Humans have been navigating by the stars since ancient times, but a small yet diverse group of species also use the night sky to get around. Some recognise the movement of star patterns, while others get their bearings via particularly bright individual stars. A few even plot their course via our galaxy, the Milky Way.
From dung beetles to seals, steering by the stars is a critical skill, as it aids them in migrating, finding food, or searching out mates. Even a creature as small as a dung beetle, with a brain the size of a grain of rice, can gaze up at the starry night and decide where to go. (See five more amazing animal navigators.)
“I find this extremely fascinating,” says Marie Dacke, an expert in animal navigation at Sweden’s Lund University. “Every time I look at [dung beetles], I am really impressed by what they are able to do.”
A stellar compass is often one of many navigational cues, such as visual landmarks, the position of the moon, wind direction, or even Earth’s magnetic field.
Overall, scientists hope to understand how the eyes and brains of such celestial navigators have evolved to respond to visual cues from far beyond our own solar system. Such research could offer new insights into the effects of light pollution on wildlife, and may even improve the design of robots that need to find their way around.
Here are some examples of stellar navigators.
Like many migratory songbirds, indigo buntings of North America fly south for winter—and prefer to do so at night.
In 1967, researchers in Michigan temporarily captured several indigo buntings during their autumn migration. They brought the birds to the Robert T. Longway Planetarium in Flint, Michigan, and placed them in special cages that afforded a view of the starlit dome.
To determine their direction, Indigo buntings observe the rotation of close star patterns around a centre point, such as the North Star.
During migration season, songbirds orient themselves before takeoff by hopping in the direction they want to travel. As the planetarium sky rotated about the North Star, mimicking the apparent movement of the natural night sky, the birds attempted to hop south, as expected.
However, when the researchers removed constellations within 35 degrees of the North Star, something interesting happened: The birds became disoriented.
The research revealed individual stars don’t matter to the birds as much as seeing the rotation of close star patterns around a centre point. In the wild, this enables them to determine where north is, and then use this information to fly south.
Polynesian sailors have relied on guiding stars, called lodestars, to find their way at sea for thousands of years, but harbour seals may have beat them to it.
The marine mammals, which live along the Atlantic and Pacific coastlines of the Northern Hemisphere, spend a great deal of their time foraging for food at night. In those situations, they lack terrestrial landmarks.
To investigate their potential for steering by the stars, in 2006, German and Danish scientists placed two captive harbour seals from the Marine Science Centre in Germany in a specially constructed floating planetarium.
The team trained the two pinnipeds, named Nick and Malte, to swim in the direction of specific lodestars, and then discovered the animals could identify a single star out of a realistic projection of the Northern Hemisphere night sky, according to a 2008 study.

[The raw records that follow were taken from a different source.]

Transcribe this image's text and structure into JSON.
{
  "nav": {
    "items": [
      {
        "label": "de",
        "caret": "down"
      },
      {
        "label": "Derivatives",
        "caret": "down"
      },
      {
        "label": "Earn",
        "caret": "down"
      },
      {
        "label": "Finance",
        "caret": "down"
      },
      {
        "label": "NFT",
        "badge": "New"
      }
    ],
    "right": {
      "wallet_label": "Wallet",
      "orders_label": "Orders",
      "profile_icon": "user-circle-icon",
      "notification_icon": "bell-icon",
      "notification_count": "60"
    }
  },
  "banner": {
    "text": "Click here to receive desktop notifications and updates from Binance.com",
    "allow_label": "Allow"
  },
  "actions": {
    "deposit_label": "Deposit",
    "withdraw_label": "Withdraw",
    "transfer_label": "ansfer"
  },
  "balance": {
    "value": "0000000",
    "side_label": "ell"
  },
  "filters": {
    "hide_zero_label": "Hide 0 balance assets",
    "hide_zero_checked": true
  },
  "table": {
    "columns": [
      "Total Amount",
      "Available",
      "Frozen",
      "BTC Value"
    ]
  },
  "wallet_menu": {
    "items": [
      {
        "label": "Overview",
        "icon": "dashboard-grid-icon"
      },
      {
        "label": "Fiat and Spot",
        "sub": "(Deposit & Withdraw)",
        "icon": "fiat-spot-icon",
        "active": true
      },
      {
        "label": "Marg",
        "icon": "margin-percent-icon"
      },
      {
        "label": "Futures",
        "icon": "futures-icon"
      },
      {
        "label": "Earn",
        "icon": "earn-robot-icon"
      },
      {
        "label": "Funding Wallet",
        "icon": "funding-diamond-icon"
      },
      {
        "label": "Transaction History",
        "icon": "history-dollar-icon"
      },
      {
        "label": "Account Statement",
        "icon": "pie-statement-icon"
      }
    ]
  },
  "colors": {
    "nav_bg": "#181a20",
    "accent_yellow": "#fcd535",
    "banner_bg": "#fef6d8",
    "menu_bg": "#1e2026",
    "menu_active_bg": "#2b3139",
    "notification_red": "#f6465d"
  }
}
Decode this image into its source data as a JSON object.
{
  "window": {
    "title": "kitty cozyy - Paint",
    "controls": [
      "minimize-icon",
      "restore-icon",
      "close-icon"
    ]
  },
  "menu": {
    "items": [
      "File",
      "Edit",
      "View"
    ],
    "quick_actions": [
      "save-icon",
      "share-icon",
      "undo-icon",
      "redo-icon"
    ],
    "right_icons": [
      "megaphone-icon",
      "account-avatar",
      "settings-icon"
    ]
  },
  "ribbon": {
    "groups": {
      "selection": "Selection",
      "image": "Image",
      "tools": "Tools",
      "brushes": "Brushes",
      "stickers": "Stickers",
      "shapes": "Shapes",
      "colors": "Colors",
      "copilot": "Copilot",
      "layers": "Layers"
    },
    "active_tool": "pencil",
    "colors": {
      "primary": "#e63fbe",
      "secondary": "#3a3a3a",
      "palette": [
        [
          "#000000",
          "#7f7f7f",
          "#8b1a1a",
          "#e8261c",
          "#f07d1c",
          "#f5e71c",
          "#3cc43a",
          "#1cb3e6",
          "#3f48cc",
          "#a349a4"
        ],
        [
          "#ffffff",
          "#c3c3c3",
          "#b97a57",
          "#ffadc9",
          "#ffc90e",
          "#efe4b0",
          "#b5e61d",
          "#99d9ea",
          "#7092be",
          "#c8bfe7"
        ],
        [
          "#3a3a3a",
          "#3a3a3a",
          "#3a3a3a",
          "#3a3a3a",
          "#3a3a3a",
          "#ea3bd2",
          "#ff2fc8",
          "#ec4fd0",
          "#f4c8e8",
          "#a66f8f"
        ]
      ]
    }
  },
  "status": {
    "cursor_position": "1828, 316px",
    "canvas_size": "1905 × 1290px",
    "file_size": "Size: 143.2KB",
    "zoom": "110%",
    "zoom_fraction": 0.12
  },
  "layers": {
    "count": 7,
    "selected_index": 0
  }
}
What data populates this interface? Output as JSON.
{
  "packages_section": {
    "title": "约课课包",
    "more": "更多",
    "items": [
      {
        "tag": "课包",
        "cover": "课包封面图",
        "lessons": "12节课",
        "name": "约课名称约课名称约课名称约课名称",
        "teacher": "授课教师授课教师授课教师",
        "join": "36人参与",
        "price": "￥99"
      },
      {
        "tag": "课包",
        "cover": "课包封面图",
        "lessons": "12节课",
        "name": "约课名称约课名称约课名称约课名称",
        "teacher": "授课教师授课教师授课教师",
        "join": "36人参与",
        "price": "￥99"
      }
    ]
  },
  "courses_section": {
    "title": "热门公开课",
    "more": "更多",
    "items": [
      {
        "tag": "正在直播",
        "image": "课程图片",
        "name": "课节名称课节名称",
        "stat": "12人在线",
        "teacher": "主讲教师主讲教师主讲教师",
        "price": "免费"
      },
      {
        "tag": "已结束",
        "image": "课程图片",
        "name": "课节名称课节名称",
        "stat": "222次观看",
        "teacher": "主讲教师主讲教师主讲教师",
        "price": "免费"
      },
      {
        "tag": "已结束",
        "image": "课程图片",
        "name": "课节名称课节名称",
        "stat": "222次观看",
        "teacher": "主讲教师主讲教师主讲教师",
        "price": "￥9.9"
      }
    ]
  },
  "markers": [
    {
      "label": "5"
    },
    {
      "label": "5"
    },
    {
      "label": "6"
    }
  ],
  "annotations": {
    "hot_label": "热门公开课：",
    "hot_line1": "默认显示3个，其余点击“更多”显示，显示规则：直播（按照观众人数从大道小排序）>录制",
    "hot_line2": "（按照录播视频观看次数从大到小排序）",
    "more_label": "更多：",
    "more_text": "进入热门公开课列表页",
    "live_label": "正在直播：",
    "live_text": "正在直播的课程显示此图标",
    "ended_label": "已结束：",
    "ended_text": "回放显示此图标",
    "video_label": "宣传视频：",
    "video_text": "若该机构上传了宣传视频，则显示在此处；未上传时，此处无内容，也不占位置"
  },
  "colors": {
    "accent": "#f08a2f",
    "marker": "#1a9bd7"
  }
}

This suggests seals may use specific lodestars as navigational cues to venture far from shore—the first scientific evidence of a marine mammal orienting by the stars.
If this is true in the wild, it’s likely such star-based navigation enables the seals to efficiently search an area for food, notes Dacke.
Seals can see individual stars because, like all vertebrates, their eye is “much like a camera—it has a lens and one opening where light comes in and hits the retina, which is like a film,” says Dacke. This anatomical setup allows in a lot of light, enabling detection of small, relatively dim objects like stars.
Insects, by contrast, cannot see individual stars: Their compound eyes can’t detect fine detail like single points of light. However, a collection of stars as big and dense as the Milky Way would appear to them as a single, luminous streak. For the nocturnal African dung beetle Scarabaeus satyrus, this becomes a useful reference point.
At the first whiff of fresh excrement, these beetles fly in. But competition is fierce, so some will make a small ball of dung and roll it somewhere more secluded as fast as possible. “It’s like take-away from a restaurant, basically,” says Dacke.
A dung beetle of the S. sacer species pushes a dung ball in Uganda. Several dung beetles are known to navigate using celestial bodies.
Once again, efficiency is key—beetles travelling in a straight line can traverse the greatest distance away in the least amount of time. (Read more about dung beetles’ incredible navigation skills.)
To accomplish this, S. satyrus usually navigates by the polarised light of the moon. But on moonless nights, the Milky Way provides a backup, according to Dacke’s research. This beetle is the only animal that has been confirmed to navigate by the Milky Way, Dacke says.
“As long as they keep it in the same orientation to their initial position, they will move straight,” she says.
There are likely many more animals that navigate by the stars, Dacke adds. For instance, initial evidence suggests that European robins, yellow underwing moths, and perhaps even cricket frogs can do so.